When the manager of the hot springs I wanted to write about asked me not to name it, saying that the springs are for seekers, I agreed. I agreed and decided to take it a step further—I won’t even name the town, other than to say it’s not far from Los Angeles; a tiny, magical place with good food, great local musicians, and a fantastic crystal store. It’s a place with mystical energy where the intensity of L.A. feels like a distant memory.

The town, too, is for seekers; but this isn’t about the town. It’s about our relationship to nature, and to each other, and to ourselves.

I first heard about the springs from the girl who worked at the crystal store. I like hot water and have only been to hot springs once, in Thailand—one I was pretty sure was a manmade tourist trap. The water was tepid.

“They used to be free,” she said. “It sucks. You have to pay $20 now.” And so I asked a former resident, who said, “Yes. And when it was free, it was full of broken beer bottles, and syringes. Graffiti and teenagers camping out and having parties.”

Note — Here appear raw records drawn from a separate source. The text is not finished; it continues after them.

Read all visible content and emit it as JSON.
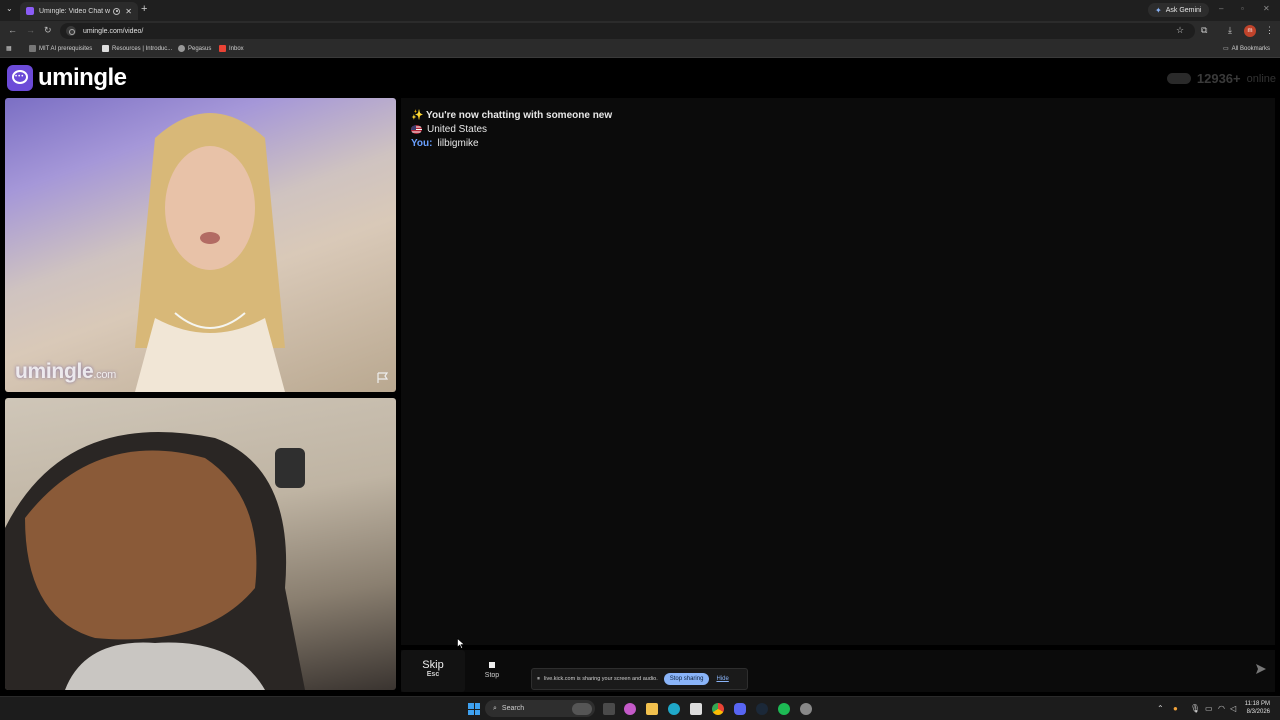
{
  "browser": {
    "tab_title": "Umingle: Video Chat with S",
    "url": "umingle.com/video/",
    "ask_gemini": "Ask Gemini",
    "profile_initial": "m",
    "bookmarks": [
      "MIT AI prerequisites",
      "Resources | Introduc...",
      "Pegasus",
      "Inbox"
    ],
    "all_bookmarks": "All Bookmarks"
  },
  "site": {
    "logo_text": "umingle",
    "online_count": "12936+",
    "online_label": "online",
    "watermark_main": "umingle",
    "watermark_suffix": ".com"
  },
  "chat": {
    "system_message": "✨ You're now chatting with someone new",
    "country": "United States",
    "you_label": "You:",
    "you_message": "lilbigmike"
  },
  "controls": {
    "skip_label": "Skip",
    "skip_hint": "Esc",
    "stop_label": "Stop"
  },
  "share_bar": {
    "message": "live.kick.com is sharing your screen and audio.",
    "stop_sharing": "Stop sharing",
    "hide": "Hide"
  },
  "taskbar": {
    "search_placeholder": "Search",
    "time": "11:18 PM",
    "date": "8/3/2026"
  },
  "colors": {
    "brand": "#6c4bd8",
    "you_label": "#6aa0ff",
    "accent_blue": "#8ab4f8"
  }
}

I drove up to talk to the manager of the land, which has been privately owned for at least 50 years. The previous owner was an absentee landlord and apparently didn’t care much what went on there. Until five or so years ago, it was a mess. The land is currently owned by four men who grew up enjoying the springs and wanted to make it nice again, a place where you can park, soak, and not have your car broken into.

“We’re taking care of the land in a way that helps the regenerative cycles unfold.”

I met up with JSun (the manager) on a morning as hot as the springs themselves. Men sat under the shade of trees, taking a break from tending the gardens on the property. I noticed, for the first time, the little altars, everywhere.

“We need people to get into nature, and we need, when they get there, people to guide them and calm their energy,” he said as we relaxed into a couch in a quiet trailer on the back of the property.

Furthermore, the idea that the springs used to be free and now they aren’t isn’t really true either. Nothing, JSun explains, is truly free. Everything is an exchange. And people who want to enjoy the springs that don’t have the cash are welcome to volunteer in the garden, donate a service such as massage, or bring crops from their own garden in exchange for a soak in the healing, living waters.

What they are doing, most of all, is stewarding the land. “We’re taking care of the land in a way that helps the regenerative cycles unfold. We’re making sure it’s not trampled, we’re setting guidelines.”

Photos aren’t allowed on site, nor is alcohol, smoking, phone use, or unruly behavior. There is a well-maintained trailer that houses restroom facilities. The cost of maintaining the restrooms alone is upwards of $1,000/month.

“When people see that you care for something, and that you’re passionate about it, then they take on that energy, and vice versa.”

“When we get in tune with the planet, we get in tune with ourselves,” he continues.

The first time he discovered the springs, on his third trip to the town, he was amazed at how he felt after emerging from the living water.

I feel the same way. A creek runs alongside the several pools of varying heat. The temperatures in the creek, its various pools and tiny waterslides formed by rocks, vary as well. I’ve spent several afternoons soaking nude in the largest pool, sliding down a rock into the cooler waters, then back, often holding a crystal, feeling, albeit briefly, connected to all that is.

Because there are people managing and working the land, there is a limit to how many people can be in the water at once—it’s currently 15, organized by online reservation into two-hour blocks of time. The window of time is plenty, the time you spend there is truly of value because there are no distractions. It’s a place to just be. In a culture that places so much emphasis on doing, it’s a welcome relief. Now that it’s summer, there tend to be more families than just naked, tattooed hippies like myself, but I still slip into the water bare. It’s what visitors have come to expect. And it’s the best way to experience the waters.

No matter what it is that spurs me to get into my Prius and drive up the winding canyon roads to reach the springs, I leave each time feeling that I can handle it, feeling a sense of relief more intense than a great massage. There is no new water. It is all as old as time. May you let it cleanse you. Twenty dollars is such a small price to pay for what you get here.

Rebecca Rush

Rebecca Rush

Rebecca Rush is a stand up comic, writer, and podcaster. She believes in helping people release shame and find strength in vulnerability through making her darkest moments into comedy. She reads and discusses a different book every week for her podcast, Comic's Book Club, and has covered several recovery memoirs with their authors. She also runs a monthly show, Vulnerability, at El Cid Sunset in Los Angeles the first Tuesday of every month at 8 pm. There are always sober comics on the lineup. She lives in West Hollywood with her little dog, and can be found on Instagram & Twitter @RebeccaRush639.